There is never so much color and laughter in the building as on opening nights. The editors, who are loquacious enough when the newsroom is their own, seem wan, unshaven, even vaguely underdressed, as if they had forgotten to scrub for their own party.
Lately, since CRIMSON reviewers have decided it is nicer to be loved than feared, the old enemy-encampment aura has disappeared from the place, and a certain familiar felicity in power exists between the paper and the world of drama.
The theatre people have taken to calling editors "baby" or "sugar," and usually at least three or four of them throw their arms gaily about the reviewer before the sun rises. In the old days, when bitter pans were more the mode, the cast waited anxiously in the outer hall as the reviewer typed out his vitriol behind closed doors, handed his copy to the night editor, and left through the window. Now the cast simply moves its party into the newsroom at about 3 a.m., and many drop into the downstairs office to ask the reviewer how he enjoyed the show or chat about other matters.

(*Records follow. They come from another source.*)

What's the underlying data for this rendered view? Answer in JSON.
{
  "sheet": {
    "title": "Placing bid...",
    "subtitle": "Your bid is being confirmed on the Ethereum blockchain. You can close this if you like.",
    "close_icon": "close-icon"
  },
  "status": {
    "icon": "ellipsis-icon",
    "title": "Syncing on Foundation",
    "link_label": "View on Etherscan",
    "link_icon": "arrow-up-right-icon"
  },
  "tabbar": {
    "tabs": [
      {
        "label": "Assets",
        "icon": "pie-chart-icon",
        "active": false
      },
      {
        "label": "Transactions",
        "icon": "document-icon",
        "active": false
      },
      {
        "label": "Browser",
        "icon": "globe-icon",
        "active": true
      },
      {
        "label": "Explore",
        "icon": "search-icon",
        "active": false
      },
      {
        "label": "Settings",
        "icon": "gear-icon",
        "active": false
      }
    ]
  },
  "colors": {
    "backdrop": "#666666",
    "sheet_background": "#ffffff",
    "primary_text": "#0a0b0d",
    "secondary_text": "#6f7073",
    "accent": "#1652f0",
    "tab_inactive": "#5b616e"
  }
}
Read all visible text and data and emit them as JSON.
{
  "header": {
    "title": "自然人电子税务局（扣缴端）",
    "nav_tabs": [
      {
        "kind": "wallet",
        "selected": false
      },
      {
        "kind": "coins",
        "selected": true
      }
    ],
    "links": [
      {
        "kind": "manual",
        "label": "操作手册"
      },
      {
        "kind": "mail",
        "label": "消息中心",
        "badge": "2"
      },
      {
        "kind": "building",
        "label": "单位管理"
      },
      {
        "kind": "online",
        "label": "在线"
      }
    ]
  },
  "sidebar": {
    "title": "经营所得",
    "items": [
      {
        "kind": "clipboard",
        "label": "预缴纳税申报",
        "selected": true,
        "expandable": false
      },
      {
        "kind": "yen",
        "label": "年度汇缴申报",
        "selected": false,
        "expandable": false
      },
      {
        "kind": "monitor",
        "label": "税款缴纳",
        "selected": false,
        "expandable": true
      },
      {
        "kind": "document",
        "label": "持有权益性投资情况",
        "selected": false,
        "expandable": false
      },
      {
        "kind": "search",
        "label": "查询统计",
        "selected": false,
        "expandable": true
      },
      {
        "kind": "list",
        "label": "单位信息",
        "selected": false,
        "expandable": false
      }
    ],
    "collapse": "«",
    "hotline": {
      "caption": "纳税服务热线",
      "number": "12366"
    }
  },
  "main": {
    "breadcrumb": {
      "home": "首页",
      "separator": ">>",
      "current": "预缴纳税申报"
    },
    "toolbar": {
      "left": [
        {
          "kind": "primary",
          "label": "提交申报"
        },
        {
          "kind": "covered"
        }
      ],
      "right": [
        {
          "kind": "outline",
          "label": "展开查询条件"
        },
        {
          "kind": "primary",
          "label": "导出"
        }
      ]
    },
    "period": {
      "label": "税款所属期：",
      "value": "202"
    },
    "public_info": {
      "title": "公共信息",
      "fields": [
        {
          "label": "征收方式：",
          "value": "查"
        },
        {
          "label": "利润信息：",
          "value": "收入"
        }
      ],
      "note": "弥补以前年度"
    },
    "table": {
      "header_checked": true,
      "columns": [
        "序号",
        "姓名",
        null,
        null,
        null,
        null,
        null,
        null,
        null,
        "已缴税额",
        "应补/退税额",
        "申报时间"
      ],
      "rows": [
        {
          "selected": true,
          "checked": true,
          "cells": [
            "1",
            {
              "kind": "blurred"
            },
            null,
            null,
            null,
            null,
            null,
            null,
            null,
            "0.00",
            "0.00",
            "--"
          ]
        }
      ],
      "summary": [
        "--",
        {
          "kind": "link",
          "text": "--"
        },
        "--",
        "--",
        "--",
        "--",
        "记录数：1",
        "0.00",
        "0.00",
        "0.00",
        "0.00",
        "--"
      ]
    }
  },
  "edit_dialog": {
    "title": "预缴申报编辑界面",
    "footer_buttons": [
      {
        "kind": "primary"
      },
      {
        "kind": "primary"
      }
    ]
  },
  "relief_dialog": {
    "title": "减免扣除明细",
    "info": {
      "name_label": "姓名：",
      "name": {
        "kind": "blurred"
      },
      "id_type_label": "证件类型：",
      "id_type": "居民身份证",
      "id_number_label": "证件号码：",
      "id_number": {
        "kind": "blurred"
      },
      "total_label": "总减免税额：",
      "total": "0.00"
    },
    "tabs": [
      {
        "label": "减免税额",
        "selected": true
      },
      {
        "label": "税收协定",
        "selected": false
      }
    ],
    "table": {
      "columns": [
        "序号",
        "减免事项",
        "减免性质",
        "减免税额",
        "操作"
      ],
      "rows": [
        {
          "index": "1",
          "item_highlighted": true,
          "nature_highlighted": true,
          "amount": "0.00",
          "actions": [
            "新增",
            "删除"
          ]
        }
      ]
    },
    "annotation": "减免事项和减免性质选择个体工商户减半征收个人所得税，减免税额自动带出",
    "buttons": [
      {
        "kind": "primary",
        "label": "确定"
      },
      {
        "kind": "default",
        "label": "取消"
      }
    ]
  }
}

CRIMSON editors are used to staying up all night--that is the way they get their paper out--but the very hour constitutes a special occasion for the theatre people and their exhiliration lends a curious atmosphere of bustle to the preparation of the morning edition. Editors scurry about with a more purposeful air; glancing over A.P. dispatches, composing headlines, running up from the basement to report how much type has been set. And the theatre people act drunker than they are; preening themselves, performing little dances or comic bits with one another, trying to engage editors in their own brand of snappy repartee, joking together about the fatuities of the CRIMSON.
In all the banter there lurks the secret understanding that we are, after all, only college students playing Newspaper, they college students playing Entertainment. We are a little awed by their dazzle, they a bit impressed by the cacaphony of typewriters and long-distance phone calls.
But each group is prideful of its own heroes and pleasured by the insulated coherence of its own world. Come the next nasty pan this happy commerce between our spheres will diminish, and we shall retreat again for a time, as "writers" and "actors," into the apartheid of mutual ridicule.